The last few days my Web host has been having a tough time. I don’t know the exact nature of the problem and I doubt I ever will, but this site has been broken. For a while it would not load at all, and then it was in ‘read-only mode’, Which meant that it was still performing terribly and I couldn’t even put up a notice that I knew things weren’t going well but the solution was out of my hands. Not a good situation when my credibility as a programmer is an important asset.
I couldn’t even make a backup.
Things seem to be getting back to normal (though they are not there yet – the site is still quite slow). There’s even a chance that I’m running on a brand-new server that is not being shared with as many other people. Or at least a brand-new server. Unfortunately, however, while I have come to appreciate iPage the company, which was very helpful and patient getting me up and running, iPage the service has not been so great.
I have vowed that the next move I make will be to a server that I control completely, so I can choose who shares it with me. I’m looking at Co-location deals now, though I might wimp out ant take the middle road. A VPS (virtual private server) gives me all the control of having my own machine, but in fact it’s an illusion — I still share physical hardware with an unknown number of others.
You probably can’t tell, but this site is now being served by a different host. The reasons I switched were many, but once MMHosting got hacked I decided it was time to move. Then when a particular PHP library was not on their servers (one that allows WordPress to read the date of an uploaded image), I actually did the move.

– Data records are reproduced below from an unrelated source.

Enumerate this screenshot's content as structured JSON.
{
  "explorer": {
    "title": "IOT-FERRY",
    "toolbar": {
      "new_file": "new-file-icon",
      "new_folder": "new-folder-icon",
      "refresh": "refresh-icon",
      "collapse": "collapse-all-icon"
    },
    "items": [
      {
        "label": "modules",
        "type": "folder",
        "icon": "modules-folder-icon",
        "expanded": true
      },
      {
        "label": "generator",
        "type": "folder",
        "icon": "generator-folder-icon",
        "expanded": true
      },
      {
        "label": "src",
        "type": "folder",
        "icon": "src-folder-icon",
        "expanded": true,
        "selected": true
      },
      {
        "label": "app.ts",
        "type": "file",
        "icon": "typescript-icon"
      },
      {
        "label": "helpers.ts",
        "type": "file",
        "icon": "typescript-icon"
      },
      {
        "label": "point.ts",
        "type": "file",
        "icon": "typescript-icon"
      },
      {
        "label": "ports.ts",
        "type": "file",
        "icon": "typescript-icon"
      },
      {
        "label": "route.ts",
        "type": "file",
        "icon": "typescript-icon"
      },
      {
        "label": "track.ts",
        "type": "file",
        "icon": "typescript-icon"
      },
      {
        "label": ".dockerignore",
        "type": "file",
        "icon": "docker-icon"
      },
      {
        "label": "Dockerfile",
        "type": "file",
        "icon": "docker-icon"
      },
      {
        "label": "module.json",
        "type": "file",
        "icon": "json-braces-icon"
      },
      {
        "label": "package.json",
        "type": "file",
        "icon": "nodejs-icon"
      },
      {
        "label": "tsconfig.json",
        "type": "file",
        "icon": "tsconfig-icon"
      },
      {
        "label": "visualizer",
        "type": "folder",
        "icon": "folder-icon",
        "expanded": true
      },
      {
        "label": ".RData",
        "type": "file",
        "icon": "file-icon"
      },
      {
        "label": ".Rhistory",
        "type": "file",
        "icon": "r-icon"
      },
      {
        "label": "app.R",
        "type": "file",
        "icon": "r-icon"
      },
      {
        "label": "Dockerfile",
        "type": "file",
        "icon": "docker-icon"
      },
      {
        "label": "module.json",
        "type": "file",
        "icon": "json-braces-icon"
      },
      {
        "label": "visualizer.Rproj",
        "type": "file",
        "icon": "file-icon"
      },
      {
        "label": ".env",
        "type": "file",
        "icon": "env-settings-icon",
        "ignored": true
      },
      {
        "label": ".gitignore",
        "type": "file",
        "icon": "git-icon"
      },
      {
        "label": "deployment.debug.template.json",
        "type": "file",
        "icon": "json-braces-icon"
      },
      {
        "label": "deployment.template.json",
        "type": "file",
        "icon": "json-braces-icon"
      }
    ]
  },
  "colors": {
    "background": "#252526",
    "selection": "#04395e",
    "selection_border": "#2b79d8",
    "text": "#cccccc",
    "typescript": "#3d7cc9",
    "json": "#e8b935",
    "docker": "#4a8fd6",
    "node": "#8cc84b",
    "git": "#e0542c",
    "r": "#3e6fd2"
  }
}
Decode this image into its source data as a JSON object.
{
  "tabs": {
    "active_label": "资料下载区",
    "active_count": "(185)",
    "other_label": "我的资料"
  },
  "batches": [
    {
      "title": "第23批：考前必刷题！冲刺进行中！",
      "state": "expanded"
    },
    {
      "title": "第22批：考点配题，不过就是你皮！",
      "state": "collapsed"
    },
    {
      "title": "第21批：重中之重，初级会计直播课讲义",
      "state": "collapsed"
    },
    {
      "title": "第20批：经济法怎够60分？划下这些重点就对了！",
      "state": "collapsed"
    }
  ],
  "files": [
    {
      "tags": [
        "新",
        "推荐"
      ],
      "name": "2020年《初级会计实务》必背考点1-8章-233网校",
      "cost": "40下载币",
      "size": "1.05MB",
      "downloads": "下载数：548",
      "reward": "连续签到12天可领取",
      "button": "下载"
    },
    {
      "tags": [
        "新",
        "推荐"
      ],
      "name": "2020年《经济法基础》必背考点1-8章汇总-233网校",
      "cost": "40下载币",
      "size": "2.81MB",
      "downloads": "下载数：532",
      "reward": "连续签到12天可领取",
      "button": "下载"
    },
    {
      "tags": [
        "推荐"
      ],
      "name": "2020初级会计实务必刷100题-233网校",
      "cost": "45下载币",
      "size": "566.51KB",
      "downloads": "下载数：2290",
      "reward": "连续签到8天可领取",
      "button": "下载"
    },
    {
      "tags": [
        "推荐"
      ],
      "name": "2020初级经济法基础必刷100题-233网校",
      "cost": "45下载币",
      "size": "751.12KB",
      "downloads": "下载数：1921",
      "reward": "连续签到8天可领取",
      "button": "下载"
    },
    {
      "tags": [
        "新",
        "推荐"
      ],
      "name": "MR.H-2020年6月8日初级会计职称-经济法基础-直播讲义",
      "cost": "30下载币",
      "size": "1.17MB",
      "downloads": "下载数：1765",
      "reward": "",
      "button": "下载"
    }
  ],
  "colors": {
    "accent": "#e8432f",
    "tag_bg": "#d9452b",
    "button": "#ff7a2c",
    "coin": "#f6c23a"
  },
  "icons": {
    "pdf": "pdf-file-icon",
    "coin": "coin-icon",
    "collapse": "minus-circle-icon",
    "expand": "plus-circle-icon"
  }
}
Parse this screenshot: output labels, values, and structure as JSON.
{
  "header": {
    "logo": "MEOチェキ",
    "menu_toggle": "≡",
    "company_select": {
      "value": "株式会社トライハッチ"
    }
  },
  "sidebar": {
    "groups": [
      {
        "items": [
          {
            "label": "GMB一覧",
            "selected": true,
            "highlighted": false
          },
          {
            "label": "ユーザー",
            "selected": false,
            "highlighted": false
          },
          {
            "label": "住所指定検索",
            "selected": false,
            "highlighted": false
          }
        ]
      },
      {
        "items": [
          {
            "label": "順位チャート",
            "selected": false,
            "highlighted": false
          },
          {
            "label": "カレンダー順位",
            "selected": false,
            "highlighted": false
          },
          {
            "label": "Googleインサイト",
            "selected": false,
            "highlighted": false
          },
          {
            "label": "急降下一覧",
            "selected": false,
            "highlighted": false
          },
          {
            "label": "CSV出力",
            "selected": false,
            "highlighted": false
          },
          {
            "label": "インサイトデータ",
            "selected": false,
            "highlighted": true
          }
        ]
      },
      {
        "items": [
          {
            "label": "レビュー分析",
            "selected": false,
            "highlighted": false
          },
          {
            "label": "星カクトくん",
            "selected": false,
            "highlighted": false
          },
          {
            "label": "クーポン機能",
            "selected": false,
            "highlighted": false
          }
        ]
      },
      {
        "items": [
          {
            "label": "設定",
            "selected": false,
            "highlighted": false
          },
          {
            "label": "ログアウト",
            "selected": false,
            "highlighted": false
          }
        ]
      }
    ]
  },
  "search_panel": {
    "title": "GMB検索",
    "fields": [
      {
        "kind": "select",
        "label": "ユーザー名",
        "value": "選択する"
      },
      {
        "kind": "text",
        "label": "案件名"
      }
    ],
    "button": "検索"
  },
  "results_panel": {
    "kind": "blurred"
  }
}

After quite a bit of looking around in which all the dang hosts started to look the same, I chose iPage. They are not quite the cheapest, but they purchase carbon offsets for wind-generated power. They also had a stronger emphasis on security.
At this writing, I still don’t know if my new host has the needed php library. I’ll be finding out when the dust settles. If not, I can install it in my site myself, I suppose, but let’s keep fingers crossed.
So, I learned a few things, and remembered a few others.
- Among sftp clients, RBrowser may have my favorite interface but it’s glacially slow with multiple files.
Without ssh access to my site (none of the big hosting companies allow that on their cheap plans), I had to use phpMyAdmin to copy my databases over. Here’s an interesting bit of trivia: if your data has the phrase ‘drop database’ anywhere in it, phpMyAdmin will stop executing the import right there and then. This is to protect you from SQL injection attacks, where people sneak malicious data into your database that later gets executed as an instruction. ‘Drop database’ can be pretty devastating, so the software simply refuses to complete the import, even if the phrase is safe in the text of a post.
The way phpMyAdmin is configured at my new host, however, when it stops, it doesn’t say why. It doesn’t even admit that anything went wrong, or indicate in any way that not all the data was imported. This can be inconvenient when you have a bulletin board for a product that has a drag-and-drop database feature. (Now it has a drag-and-drop database.)
- You can’t tell Safari not to uncompress zip archives it downloads (that I could find), but the original zip files can be found in the trash.
- jerssoft_phpb5 and jerssoft_phpbb5 are not the same thing, no matter how many hours you spend banging your head on them.
So iPage has been great (although their control panel is not completely Safari-friendly when it comes to processing payments). I’ve interacted with them in three different ways now — phone, chat, and a support ticket. Two of the interactions were due to the afore-mentioned payment glitch, and once for technical support trying to get my files copied and the site ready to go before I switched the domain registry. Although I didn’t get the answers I was hoping for, the tech was competent and knew what she was doing.
If I continue to be pleased with iPage, I will provide a link for those looking for a Web host. Because we all need Web hosts these days, don’t we?